What is being asked: Where an entry contains a picture, omit the picture and repeat the rest exactly.

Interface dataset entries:
- - -
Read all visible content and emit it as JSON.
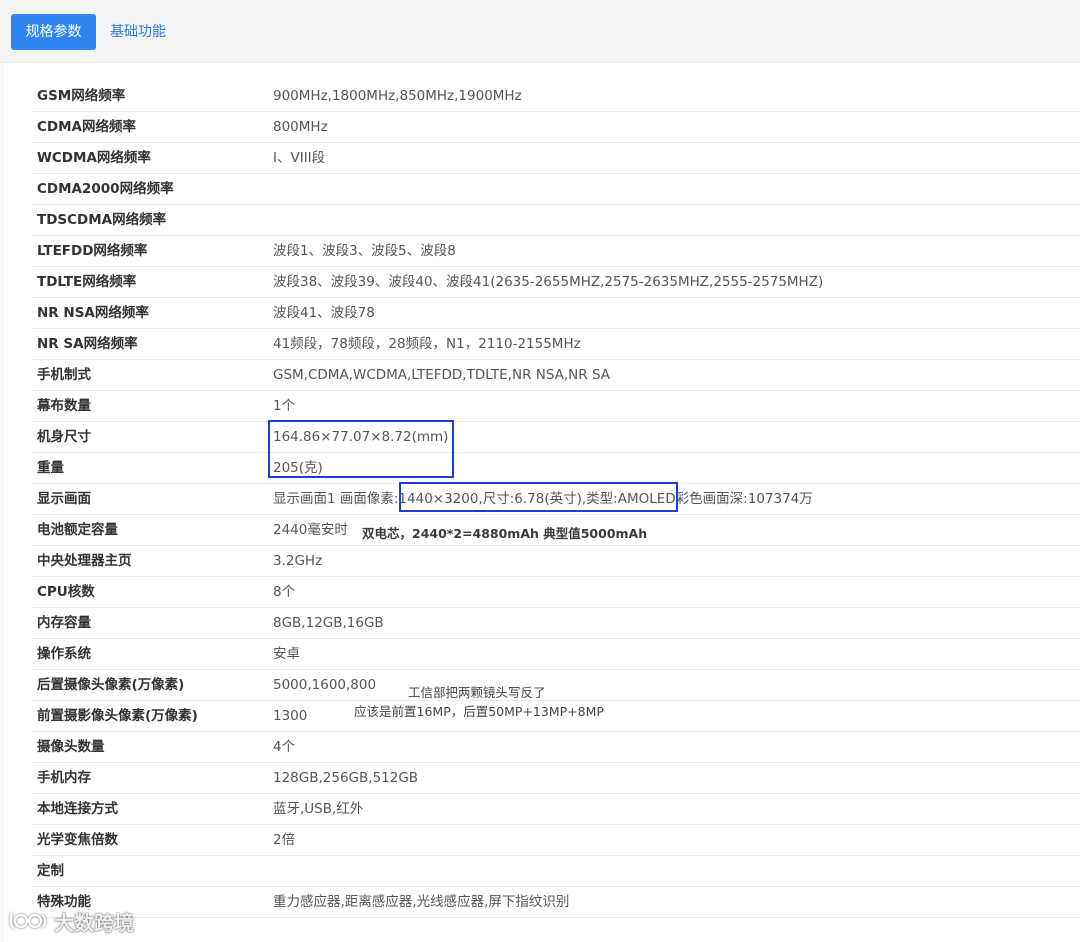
{
  "tabs": {
    "specs": "规格参数",
    "basic": "基础功能"
  },
  "rows": [
    {
      "label": "GSM网络频率",
      "value": "900MHz,1800MHz,850MHz,1900MHz"
    },
    {
      "label": "CDMA网络频率",
      "value": "800MHz"
    },
    {
      "label": "WCDMA网络频率",
      "value": "I、VIII段"
    },
    {
      "label": "CDMA2000网络频率",
      "value": ""
    },
    {
      "label": "TDSCDMA网络频率",
      "value": ""
    },
    {
      "label": "LTEFDD网络频率",
      "value": "波段1、波段3、波段5、波段8"
    },
    {
      "label": "TDLTE网络频率",
      "value": "波段38、波段39、波段40、波段41(2635-2655MHZ,2575-2635MHZ,2555-2575MHZ)"
    },
    {
      "label": "NR NSA网络频率",
      "value": "波段41、波段78"
    },
    {
      "label": "NR SA网络频率",
      "value": "41频段，78频段，28频段，N1，2110-2155MHz"
    },
    {
      "label": "手机制式",
      "value": "GSM,CDMA,WCDMA,LTEFDD,TDLTE,NR NSA,NR SA"
    },
    {
      "label": "幕布数量",
      "value": "1个"
    },
    {
      "label": "机身尺寸",
      "value": "164.86×77.07×8.72(mm)"
    },
    {
      "label": "重量",
      "value": "205(克)"
    },
    {
      "label": "显示画面",
      "value": "显示画面1 画面像素:1440×3200,尺寸:6.78(英寸),类型:AMOLED彩色画面深:107374万"
    },
    {
      "label": "电池额定容量",
      "value": "2440毫安时"
    },
    {
      "label": "中央处理器主页",
      "value": "3.2GHz"
    },
    {
      "label": "CPU核数",
      "value": "8个"
    },
    {
      "label": "内存容量",
      "value": "8GB,12GB,16GB"
    },
    {
      "label": "操作系统",
      "value": "安卓"
    },
    {
      "label": "后置摄像头像素(万像素)",
      "value": "5000,1600,800"
    },
    {
      "label": "前置摄影像头像素(万像素)",
      "value": "1300"
    },
    {
      "label": "摄像头数量",
      "value": "4个"
    },
    {
      "label": "手机内存",
      "value": "128GB,256GB,512GB"
    },
    {
      "label": "本地连接方式",
      "value": "蓝牙,USB,红外"
    },
    {
      "label": "光学变焦倍数",
      "value": "2倍"
    },
    {
      "label": "定制",
      "value": ""
    },
    {
      "label": "特殊功能",
      "value": "重力感应器,距离感应器,光线感应器,屏下指纹识别"
    }
  ],
  "annotations": {
    "battery_note": "双电芯，2440*2=4880mAh 典型值5000mAh",
    "camera_note_1": "工信部把两颗镜头写反了",
    "camera_note_2": "应该是前置16MP，后置50MP+13MP+8MP",
    "highlight_color": "#1d3fd6"
  },
  "watermark": {
    "text": "大数跨境",
    "icon": "ninety-logo-icon"
  },
  "colors": {
    "accent": "#2f86f0",
    "link": "#2f78d8"
  }
}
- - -
Expected answer:
Read all visible content and emit it as JSON.
{
  "tabs": {
    "specs": "规格参数",
    "basic": "基础功能"
  },
  "rows": [
    {
      "label": "GSM网络频率",
      "value": "900MHz,1800MHz,850MHz,1900MHz"
    },
    {
      "label": "CDMA网络频率",
      "value": "800MHz"
    },
    {
      "label": "WCDMA网络频率",
      "value": "I、VIII段"
    },
    {
      "label": "CDMA2000网络频率",
      "value": ""
    },
    {
      "label": "TDSCDMA网络频率",
      "value": ""
    },
    {
      "label": "LTEFDD网络频率",
      "value": "波段1、波段3、波段5、波段8"
    },
    {
      "label": "TDLTE网络频率",
      "value": "波段38、波段39、波段40、波段41(2635-2655MHZ,2575-2635MHZ,2555-2575MHZ)"
    },
    {
      "label": "NR NSA网络频率",
      "value": "波段41、波段78"
    },
    {
      "label": "NR SA网络频率",
      "value": "41频段，78频段，28频段，N1，2110-2155MHz"
    },
    {
      "label": "手机制式",
      "value": "GSM,CDMA,WCDMA,LTEFDD,TDLTE,NR NSA,NR SA"
    },
    {
      "label": "幕布数量",
      "value": "1个"
    },
    {
      "label": "机身尺寸",
      "value": "164.86×77.07×8.72(mm)"
    },
    {
      "label": "重量",
      "value": "205(克)"
    },
    {
      "label": "显示画面",
      "value": "显示画面1 画面像素:1440×3200,尺寸:6.78(英寸),类型:AMOLED彩色画面深:107374万"
    },
    {
      "label": "电池额定容量",
      "value": "2440毫安时"
    },
    {
      "label": "中央处理器主页",
      "value": "3.2GHz"
    },
    {
      "label": "CPU核数",
      "value": "8个"
    },
    {
      "label": "内存容量",
      "value": "8GB,12GB,16GB"
    },
    {
      "label": "操作系统",
      "value": "安卓"
    },
    {
      "label": "后置摄像头像素(万像素)",
      "value": "5000,1600,800"
    },
    {
      "label": "前置摄影像头像素(万像素)",
      "value": "1300"
    },
    {
      "label": "摄像头数量",
      "value": "4个"
    },
    {
      "label": "手机内存",
      "value": "128GB,256GB,512GB"
    },
    {
      "label": "本地连接方式",
      "value": "蓝牙,USB,红外"
    },
    {
      "label": "光学变焦倍数",
      "value": "2倍"
    },
    {
      "label": "定制",
      "value": ""
    },
    {
      "label": "特殊功能",
      "value": "重力感应器,距离感应器,光线感应器,屏下指纹识别"
    }
  ],
  "annotations": {
    "battery_note": "双电芯，2440*2=4880mAh 典型值5000mAh",
    "camera_note_1": "工信部把两颗镜头写反了",
    "camera_note_2": "应该是前置16MP，后置50MP+13MP+8MP",
    "highlight_color": "#1d3fd6"
  },
  "watermark": {
    "text": "大数跨境",
    "icon": "ninety-logo-icon"
  },
  "colors": {
    "accent": "#2f86f0",
    "link": "#2f78d8"
  }
}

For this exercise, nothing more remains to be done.